# [AVAILABLE RECORDS]
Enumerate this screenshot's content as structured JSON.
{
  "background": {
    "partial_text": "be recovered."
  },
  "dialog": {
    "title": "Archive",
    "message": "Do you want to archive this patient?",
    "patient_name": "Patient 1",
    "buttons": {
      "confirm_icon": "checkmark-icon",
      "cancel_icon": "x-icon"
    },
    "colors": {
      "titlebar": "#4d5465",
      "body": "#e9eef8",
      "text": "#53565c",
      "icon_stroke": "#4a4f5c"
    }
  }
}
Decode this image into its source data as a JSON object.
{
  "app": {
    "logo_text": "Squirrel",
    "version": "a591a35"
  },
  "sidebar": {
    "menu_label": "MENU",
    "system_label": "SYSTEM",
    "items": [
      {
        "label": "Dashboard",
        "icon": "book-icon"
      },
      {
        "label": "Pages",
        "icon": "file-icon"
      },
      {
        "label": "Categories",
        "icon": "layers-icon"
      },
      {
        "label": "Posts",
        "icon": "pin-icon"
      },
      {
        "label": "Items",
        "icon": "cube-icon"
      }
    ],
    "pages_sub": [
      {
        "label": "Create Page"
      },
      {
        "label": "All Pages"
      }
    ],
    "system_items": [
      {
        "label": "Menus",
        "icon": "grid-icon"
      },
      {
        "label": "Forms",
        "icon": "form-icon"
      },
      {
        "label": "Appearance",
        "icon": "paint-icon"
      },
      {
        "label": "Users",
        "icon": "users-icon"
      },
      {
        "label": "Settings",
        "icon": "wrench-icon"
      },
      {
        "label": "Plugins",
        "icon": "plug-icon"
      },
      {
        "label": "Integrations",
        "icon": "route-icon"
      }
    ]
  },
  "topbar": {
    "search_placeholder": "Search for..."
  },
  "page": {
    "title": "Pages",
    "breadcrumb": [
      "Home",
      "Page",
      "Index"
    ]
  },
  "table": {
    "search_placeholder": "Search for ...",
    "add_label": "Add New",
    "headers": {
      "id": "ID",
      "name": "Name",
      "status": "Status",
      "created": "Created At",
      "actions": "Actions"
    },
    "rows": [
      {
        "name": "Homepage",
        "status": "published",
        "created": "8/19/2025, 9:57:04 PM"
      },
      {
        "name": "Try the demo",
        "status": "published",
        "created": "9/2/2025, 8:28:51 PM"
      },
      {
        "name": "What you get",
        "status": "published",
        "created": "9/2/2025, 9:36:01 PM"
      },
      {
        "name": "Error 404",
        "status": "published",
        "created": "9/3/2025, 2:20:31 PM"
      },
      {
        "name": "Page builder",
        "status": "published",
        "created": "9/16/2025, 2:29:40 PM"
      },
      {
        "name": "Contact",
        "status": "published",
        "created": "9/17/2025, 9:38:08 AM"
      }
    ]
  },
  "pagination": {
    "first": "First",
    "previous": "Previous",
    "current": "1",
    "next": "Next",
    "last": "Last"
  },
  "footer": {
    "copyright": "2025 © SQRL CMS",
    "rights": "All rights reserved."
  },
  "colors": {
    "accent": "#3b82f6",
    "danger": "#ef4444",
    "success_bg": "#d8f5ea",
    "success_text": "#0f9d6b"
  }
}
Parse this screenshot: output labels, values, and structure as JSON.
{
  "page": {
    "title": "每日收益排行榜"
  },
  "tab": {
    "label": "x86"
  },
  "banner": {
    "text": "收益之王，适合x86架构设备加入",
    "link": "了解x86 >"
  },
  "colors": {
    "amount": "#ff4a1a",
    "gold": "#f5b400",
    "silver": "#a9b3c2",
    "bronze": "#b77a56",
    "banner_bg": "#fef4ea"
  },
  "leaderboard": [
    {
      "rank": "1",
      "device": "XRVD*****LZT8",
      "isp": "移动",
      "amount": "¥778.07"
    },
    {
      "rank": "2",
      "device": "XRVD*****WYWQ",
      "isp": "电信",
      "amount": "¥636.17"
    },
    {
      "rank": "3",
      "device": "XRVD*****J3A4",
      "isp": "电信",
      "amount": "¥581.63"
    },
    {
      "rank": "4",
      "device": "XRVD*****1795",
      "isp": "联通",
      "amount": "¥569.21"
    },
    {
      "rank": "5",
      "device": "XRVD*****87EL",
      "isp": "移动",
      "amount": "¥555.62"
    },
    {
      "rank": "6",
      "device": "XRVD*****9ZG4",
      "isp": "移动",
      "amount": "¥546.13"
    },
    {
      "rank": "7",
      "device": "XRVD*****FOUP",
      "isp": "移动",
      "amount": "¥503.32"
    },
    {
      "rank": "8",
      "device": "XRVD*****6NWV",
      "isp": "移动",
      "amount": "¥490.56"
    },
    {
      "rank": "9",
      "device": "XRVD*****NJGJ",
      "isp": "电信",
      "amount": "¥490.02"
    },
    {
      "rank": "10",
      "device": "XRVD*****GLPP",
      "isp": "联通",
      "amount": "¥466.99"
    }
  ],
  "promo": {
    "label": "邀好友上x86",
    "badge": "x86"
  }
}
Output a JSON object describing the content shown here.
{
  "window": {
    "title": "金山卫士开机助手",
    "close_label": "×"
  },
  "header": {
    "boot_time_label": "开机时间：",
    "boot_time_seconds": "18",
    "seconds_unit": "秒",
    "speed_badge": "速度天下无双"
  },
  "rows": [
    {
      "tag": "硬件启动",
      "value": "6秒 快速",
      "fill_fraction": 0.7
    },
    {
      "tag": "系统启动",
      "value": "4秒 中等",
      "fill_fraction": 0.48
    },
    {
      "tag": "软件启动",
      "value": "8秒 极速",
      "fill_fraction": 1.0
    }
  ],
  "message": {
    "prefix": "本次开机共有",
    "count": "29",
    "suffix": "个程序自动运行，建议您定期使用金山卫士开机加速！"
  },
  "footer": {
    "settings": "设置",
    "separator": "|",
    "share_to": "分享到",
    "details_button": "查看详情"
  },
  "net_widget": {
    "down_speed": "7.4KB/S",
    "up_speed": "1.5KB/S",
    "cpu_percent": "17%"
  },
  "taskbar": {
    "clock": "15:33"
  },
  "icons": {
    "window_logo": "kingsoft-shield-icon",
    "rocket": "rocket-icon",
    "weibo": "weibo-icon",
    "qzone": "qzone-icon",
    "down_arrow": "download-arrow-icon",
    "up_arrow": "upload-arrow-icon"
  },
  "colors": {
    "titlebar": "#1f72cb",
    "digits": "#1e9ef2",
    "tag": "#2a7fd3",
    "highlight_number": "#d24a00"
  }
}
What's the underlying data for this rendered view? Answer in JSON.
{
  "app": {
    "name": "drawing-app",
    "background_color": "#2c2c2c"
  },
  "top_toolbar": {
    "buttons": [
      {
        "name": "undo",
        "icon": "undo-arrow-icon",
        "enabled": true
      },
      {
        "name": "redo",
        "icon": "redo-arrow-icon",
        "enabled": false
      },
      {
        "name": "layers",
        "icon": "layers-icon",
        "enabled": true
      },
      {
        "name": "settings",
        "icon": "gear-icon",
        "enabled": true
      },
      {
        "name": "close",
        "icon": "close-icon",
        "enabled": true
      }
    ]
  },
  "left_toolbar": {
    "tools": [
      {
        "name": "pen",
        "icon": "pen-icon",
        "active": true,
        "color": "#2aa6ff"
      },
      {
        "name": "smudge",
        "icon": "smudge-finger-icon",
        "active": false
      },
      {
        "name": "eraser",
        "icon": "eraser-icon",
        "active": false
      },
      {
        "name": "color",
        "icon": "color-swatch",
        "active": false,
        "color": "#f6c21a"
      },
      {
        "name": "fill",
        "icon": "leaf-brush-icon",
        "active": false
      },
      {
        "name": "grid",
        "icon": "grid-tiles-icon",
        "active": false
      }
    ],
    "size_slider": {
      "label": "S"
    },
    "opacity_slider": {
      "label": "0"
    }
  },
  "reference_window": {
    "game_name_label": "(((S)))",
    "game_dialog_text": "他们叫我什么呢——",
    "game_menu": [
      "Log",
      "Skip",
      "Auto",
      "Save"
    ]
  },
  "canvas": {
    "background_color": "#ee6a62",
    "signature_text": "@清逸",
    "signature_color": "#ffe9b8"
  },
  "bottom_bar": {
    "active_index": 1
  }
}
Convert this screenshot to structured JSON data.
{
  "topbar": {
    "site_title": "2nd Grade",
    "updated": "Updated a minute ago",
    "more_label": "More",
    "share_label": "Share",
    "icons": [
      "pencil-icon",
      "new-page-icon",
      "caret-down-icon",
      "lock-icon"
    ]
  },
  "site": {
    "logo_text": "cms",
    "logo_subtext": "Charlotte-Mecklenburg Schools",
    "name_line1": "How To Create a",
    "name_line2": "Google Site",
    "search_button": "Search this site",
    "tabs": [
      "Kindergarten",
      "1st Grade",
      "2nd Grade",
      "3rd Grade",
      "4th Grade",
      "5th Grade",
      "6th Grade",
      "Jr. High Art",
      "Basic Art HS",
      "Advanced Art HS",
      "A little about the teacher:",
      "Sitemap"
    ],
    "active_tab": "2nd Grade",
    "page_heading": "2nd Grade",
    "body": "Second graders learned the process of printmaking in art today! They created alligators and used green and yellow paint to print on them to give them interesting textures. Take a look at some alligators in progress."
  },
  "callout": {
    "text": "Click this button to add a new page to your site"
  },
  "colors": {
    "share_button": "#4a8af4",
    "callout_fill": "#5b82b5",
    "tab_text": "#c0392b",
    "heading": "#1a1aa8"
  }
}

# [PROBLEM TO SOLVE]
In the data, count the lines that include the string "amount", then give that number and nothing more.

# [FINISHED EXERCISE]
11